Eugene Goossens Hall, ABC Centre Ultimo

MAHLER – Symphony No.5

Conductor: Sarah-Grace Williams


Mahler, Gustav (1860-1911)  


Symphony No. 5 in C-sharp minor

Erster Teil (Part I)

  1. In gemessenem Schritt. Streng. Wie ein Kondukt. (Funeral March. With a measured tempo. Strict. Like a funeral procession)
  2. Stürmisch bewegt, mit größter Vehemenz (Violently agitated, with the greatest vehemence)

Zweiter Teil (Part II)

  • Kräftig, nicht zu schnell (Strong but not too fast)

Dritter Teil (Part III)

  1. Sehr langsam (Very slow)
  2. Rondo-Finale. Allegro – Allegro giocoso. Frisch


The months prior to Mahler beginning composition of his Fifth Symphony were tumultuous for the esteemed conductor and composer. In early 1921, Mahler’s day involved conducting two performances, the first being with the Vienna Philharmonic performing Brucker’s Fifth Symphony, followed later in the evening conducting Mozart’s Magic Flute with the Vienna Court Opera. He suffered a massive haemorrhage that night, and was fortunate that his sister was present to summon a doctor who was able to save him.
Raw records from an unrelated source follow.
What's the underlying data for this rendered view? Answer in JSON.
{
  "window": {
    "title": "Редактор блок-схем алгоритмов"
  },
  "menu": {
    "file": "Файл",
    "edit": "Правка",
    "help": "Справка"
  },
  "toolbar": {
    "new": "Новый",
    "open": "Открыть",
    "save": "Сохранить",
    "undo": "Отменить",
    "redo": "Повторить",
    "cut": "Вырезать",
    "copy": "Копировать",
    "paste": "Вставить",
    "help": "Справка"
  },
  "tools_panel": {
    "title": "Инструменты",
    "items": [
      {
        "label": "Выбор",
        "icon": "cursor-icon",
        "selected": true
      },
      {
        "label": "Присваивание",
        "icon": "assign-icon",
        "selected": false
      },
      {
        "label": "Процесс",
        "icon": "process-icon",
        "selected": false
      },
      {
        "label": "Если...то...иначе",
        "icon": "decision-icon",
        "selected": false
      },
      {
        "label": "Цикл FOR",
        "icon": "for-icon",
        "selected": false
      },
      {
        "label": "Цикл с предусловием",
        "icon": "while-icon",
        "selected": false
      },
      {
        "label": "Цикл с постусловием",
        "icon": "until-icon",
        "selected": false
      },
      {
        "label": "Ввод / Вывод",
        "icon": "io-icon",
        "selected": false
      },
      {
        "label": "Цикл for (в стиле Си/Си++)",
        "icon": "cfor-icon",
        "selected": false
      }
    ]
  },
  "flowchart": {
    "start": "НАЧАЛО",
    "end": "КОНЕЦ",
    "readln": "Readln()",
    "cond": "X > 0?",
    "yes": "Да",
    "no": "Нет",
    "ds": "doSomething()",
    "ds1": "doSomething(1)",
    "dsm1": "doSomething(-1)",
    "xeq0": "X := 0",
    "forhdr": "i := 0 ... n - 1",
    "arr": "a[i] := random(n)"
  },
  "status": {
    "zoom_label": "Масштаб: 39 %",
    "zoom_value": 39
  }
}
A full recovery saw Mahler enjoy the summer of 1901 at his vacation house in the southern Austrian town of Maiernigg, where he completed drafts of the first two movements of his Fifth Symphony. It was summer-time that Mahler spent composing, as this was when he was gained respite from his hectic conducting schedule. The short score for his Fifth was completed during the summer of 1902, and the orchestration completed in summer 1903. It wasn’t until October 1904 however that the symphony was premiered in Cologne, conducted by Mahler himself.
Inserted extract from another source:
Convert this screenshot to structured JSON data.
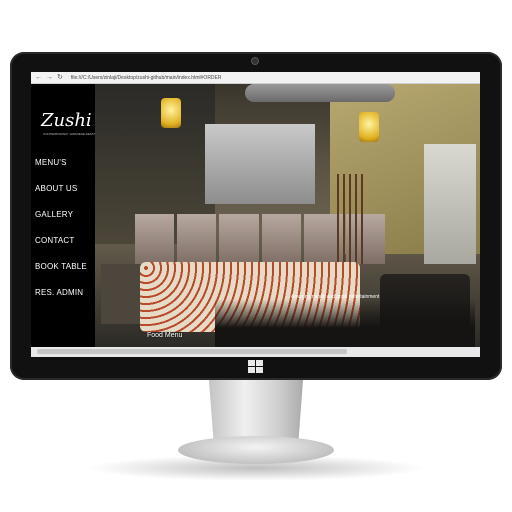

 His Fifth Symphony saw a new direction for Mahler’s music, with symphonies that no longer needed a programmatic discussion, and unlike Symphonies Two, Three and Four, no longer contained any sections for singers, and his Symphonies Five, Six and Seven were purely instrumental. Despite a new direction and new compositional style, Mahler uses hints of past works to show us the musical world he has left behind in favour of new music for the new century.

©Andrew Doyle 2018